*** Record set ***

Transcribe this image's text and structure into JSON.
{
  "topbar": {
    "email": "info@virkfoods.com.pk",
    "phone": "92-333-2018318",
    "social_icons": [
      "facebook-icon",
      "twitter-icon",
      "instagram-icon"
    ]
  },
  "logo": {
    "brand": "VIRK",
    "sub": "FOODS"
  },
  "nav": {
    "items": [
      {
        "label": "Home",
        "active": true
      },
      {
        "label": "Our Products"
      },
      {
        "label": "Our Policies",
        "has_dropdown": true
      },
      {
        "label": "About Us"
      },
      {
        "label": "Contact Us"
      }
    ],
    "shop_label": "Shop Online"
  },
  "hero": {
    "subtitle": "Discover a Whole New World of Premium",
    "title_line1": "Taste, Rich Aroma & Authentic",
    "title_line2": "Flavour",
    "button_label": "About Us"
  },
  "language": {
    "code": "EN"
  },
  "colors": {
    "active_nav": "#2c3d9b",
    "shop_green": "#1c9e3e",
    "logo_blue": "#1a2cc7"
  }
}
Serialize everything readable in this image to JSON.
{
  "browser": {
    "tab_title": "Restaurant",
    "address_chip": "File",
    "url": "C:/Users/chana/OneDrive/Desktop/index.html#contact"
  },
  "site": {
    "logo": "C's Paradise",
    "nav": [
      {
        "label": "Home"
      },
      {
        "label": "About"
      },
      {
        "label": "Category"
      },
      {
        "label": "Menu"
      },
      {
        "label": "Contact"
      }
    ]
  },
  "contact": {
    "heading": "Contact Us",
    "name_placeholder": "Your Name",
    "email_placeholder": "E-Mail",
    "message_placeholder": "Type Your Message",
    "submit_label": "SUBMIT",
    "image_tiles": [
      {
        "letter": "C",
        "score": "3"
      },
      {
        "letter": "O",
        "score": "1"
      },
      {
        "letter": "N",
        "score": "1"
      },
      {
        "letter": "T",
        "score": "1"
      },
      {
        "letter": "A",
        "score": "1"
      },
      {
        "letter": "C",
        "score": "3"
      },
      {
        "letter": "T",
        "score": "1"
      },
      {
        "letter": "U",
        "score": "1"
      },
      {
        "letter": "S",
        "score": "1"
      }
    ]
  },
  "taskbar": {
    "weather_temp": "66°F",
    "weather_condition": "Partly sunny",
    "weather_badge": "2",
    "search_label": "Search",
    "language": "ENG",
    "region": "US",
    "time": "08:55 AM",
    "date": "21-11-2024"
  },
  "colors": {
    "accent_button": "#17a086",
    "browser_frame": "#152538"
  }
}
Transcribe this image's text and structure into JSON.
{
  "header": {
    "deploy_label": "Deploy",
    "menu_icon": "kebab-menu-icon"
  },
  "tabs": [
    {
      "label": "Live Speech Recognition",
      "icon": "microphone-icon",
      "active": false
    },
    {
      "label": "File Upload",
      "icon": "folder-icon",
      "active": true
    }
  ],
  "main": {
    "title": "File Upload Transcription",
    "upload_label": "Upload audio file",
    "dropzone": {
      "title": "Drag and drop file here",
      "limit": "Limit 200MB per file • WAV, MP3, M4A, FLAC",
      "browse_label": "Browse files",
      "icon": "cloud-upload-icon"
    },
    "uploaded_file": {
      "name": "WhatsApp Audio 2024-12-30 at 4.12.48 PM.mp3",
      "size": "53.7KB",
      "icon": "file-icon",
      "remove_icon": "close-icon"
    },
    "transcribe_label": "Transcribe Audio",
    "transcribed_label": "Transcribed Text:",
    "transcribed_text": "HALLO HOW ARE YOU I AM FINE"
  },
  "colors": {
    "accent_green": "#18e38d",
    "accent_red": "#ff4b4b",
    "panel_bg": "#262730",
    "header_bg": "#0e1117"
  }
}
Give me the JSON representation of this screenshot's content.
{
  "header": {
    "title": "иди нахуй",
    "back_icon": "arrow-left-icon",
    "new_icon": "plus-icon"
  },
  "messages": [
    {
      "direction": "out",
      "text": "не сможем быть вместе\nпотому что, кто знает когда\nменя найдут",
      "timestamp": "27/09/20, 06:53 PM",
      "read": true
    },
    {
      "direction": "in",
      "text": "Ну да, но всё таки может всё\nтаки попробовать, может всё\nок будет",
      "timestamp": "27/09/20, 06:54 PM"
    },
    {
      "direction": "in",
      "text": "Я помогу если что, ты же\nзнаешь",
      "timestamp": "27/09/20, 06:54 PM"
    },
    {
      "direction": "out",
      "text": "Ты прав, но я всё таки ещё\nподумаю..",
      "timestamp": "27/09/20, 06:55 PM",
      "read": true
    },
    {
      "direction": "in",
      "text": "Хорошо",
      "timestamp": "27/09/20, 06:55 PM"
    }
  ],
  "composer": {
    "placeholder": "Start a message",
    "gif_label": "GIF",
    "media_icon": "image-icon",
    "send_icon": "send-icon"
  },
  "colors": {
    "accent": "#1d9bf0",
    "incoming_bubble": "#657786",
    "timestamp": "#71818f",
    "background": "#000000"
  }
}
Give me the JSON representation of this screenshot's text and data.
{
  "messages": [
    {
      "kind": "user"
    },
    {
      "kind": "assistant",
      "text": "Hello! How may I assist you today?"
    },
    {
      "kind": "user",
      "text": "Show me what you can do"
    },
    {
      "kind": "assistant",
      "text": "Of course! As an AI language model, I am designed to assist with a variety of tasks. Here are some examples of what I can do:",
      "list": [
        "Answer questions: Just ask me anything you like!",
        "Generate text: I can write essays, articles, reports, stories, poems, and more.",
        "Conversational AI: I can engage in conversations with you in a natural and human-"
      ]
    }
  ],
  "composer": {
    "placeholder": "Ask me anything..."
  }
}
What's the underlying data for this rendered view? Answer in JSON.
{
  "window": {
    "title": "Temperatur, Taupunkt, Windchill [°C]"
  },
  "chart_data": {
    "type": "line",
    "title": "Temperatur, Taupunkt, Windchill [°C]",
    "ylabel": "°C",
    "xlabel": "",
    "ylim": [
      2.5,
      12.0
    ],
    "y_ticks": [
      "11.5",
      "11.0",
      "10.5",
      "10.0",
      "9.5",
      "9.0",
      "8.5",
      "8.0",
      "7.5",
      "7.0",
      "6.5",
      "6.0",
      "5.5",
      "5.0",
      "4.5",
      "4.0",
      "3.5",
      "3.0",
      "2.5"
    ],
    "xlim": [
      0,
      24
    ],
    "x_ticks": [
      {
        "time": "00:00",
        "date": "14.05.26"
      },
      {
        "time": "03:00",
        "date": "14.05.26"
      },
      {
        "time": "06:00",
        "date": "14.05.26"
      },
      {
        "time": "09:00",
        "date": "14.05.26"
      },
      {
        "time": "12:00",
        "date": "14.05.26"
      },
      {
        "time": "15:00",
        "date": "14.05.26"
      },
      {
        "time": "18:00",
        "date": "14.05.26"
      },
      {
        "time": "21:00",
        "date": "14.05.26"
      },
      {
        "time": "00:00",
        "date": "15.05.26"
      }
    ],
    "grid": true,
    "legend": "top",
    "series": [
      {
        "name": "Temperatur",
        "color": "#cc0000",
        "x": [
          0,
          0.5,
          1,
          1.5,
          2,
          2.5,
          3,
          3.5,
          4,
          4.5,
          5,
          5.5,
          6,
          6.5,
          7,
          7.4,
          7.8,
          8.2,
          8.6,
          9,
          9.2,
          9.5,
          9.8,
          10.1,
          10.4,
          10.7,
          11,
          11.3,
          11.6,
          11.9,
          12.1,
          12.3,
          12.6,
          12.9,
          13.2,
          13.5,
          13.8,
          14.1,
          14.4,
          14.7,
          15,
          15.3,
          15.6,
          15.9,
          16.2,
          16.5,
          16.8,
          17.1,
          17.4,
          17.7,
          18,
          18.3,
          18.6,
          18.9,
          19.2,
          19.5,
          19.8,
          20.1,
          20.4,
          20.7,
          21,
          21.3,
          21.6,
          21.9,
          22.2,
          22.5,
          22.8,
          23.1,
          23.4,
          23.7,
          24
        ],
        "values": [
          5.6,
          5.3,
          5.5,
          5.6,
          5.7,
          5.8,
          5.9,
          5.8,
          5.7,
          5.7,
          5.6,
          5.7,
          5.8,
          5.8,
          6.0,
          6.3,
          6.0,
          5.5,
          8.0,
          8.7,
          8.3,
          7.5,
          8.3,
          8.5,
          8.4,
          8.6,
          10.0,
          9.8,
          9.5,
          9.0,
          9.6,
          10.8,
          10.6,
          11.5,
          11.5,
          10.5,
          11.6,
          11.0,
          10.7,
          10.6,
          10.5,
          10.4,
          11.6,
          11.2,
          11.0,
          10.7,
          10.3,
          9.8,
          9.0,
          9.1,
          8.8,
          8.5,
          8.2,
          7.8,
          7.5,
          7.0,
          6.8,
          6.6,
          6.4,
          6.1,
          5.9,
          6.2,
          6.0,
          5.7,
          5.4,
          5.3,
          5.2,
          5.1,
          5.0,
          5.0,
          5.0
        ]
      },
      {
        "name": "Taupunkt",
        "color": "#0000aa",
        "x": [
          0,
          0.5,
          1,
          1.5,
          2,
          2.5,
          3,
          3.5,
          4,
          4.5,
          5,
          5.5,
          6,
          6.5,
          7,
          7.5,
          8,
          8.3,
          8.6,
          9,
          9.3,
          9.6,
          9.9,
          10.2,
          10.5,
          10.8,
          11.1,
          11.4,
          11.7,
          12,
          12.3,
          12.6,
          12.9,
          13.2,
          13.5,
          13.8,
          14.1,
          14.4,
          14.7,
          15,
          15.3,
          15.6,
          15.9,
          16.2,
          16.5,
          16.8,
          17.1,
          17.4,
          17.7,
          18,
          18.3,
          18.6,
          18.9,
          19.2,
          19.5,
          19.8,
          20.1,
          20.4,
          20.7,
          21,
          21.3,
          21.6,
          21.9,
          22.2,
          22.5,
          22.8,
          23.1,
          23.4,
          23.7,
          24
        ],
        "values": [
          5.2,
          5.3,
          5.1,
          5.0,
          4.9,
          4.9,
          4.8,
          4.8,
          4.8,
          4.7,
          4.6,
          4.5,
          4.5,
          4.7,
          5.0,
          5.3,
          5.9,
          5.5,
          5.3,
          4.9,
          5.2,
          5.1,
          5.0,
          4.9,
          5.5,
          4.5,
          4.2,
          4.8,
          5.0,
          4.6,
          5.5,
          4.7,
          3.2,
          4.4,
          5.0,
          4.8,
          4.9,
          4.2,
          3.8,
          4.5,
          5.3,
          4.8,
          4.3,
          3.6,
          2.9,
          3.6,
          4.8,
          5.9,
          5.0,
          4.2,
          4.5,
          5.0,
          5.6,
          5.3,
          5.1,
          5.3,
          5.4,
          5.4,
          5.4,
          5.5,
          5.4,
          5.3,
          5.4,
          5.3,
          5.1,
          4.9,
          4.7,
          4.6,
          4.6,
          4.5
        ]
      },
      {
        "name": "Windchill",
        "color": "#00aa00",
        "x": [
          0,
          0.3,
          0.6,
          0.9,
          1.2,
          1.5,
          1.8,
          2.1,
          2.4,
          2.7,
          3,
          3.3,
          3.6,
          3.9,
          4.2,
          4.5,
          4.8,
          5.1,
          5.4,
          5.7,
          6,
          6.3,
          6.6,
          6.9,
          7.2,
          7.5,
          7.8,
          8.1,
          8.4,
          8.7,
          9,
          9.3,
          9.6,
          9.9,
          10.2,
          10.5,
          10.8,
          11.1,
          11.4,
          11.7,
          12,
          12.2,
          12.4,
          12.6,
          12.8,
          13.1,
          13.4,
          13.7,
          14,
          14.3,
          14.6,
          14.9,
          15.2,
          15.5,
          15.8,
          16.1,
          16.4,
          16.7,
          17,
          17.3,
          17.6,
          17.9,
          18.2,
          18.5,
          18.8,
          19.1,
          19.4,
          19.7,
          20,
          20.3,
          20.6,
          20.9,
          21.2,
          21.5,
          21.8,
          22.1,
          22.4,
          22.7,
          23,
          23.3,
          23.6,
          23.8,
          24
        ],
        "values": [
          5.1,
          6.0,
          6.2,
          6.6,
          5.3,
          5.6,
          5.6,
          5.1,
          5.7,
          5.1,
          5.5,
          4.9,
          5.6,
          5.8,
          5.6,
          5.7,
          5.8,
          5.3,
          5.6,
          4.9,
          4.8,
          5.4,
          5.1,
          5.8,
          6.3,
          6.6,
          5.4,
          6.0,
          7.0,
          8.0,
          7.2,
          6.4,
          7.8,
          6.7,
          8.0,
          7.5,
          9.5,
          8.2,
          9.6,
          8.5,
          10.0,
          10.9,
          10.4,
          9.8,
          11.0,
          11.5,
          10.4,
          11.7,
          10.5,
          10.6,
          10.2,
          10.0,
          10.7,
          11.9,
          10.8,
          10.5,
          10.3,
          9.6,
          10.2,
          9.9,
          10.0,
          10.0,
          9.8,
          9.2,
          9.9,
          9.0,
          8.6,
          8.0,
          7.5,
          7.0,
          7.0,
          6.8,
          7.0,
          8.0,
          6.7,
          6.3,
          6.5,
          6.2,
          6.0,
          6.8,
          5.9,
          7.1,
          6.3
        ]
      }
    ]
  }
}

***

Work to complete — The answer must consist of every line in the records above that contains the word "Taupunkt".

Answer area —
    "title": "Temperatur, Taupunkt, Windchill [°C]"
    "title": "Temperatur, Taupunkt, Windchill [°C]",
        "name": "Taupunkt",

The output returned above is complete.